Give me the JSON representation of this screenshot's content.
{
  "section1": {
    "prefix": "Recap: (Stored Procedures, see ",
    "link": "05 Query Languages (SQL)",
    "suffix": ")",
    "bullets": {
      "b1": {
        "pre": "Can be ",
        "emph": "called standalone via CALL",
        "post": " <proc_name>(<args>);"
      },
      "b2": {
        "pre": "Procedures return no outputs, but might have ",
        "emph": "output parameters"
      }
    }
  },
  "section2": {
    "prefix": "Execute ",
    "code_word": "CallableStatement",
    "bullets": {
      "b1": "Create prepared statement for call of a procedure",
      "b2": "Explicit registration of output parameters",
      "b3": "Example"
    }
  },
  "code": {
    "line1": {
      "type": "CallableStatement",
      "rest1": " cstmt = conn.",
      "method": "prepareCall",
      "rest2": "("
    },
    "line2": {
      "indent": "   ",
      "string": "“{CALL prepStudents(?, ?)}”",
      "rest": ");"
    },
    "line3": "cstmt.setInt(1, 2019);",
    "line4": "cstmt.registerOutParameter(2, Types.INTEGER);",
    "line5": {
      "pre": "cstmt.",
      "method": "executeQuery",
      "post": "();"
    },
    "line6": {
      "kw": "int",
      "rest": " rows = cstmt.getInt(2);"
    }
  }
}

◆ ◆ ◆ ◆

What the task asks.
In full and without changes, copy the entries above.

Reply to the exercise.
Give me the JSON representation of this screenshot's content.
{
  "section1": {
    "prefix": "Recap: (Stored Procedures, see ",
    "link": "05 Query Languages (SQL)",
    "suffix": ")",
    "bullets": {
      "b1": {
        "pre": "Can be ",
        "emph": "called standalone via CALL",
        "post": " <proc_name>(<args>);"
      },
      "b2": {
        "pre": "Procedures return no outputs, but might have ",
        "emph": "output parameters"
      }
    }
  },
  "section2": {
    "prefix": "Execute ",
    "code_word": "CallableStatement",
    "bullets": {
      "b1": "Create prepared statement for call of a procedure",
      "b2": "Explicit registration of output parameters",
      "b3": "Example"
    }
  },
  "code": {
    "line1": {
      "type": "CallableStatement",
      "rest1": " cstmt = conn.",
      "method": "prepareCall",
      "rest2": "("
    },
    "line2": {
      "indent": "   ",
      "string": "“{CALL prepStudents(?, ?)}”",
      "rest": ");"
    },
    "line3": "cstmt.setInt(1, 2019);",
    "line4": "cstmt.registerOutParameter(2, Types.INTEGER);",
    "line5": {
      "pre": "cstmt.",
      "method": "executeQuery",
      "post": "();"
    },
    "line6": {
      "kw": "int",
      "rest": " rows = cstmt.getInt(2);"
    }
  }
}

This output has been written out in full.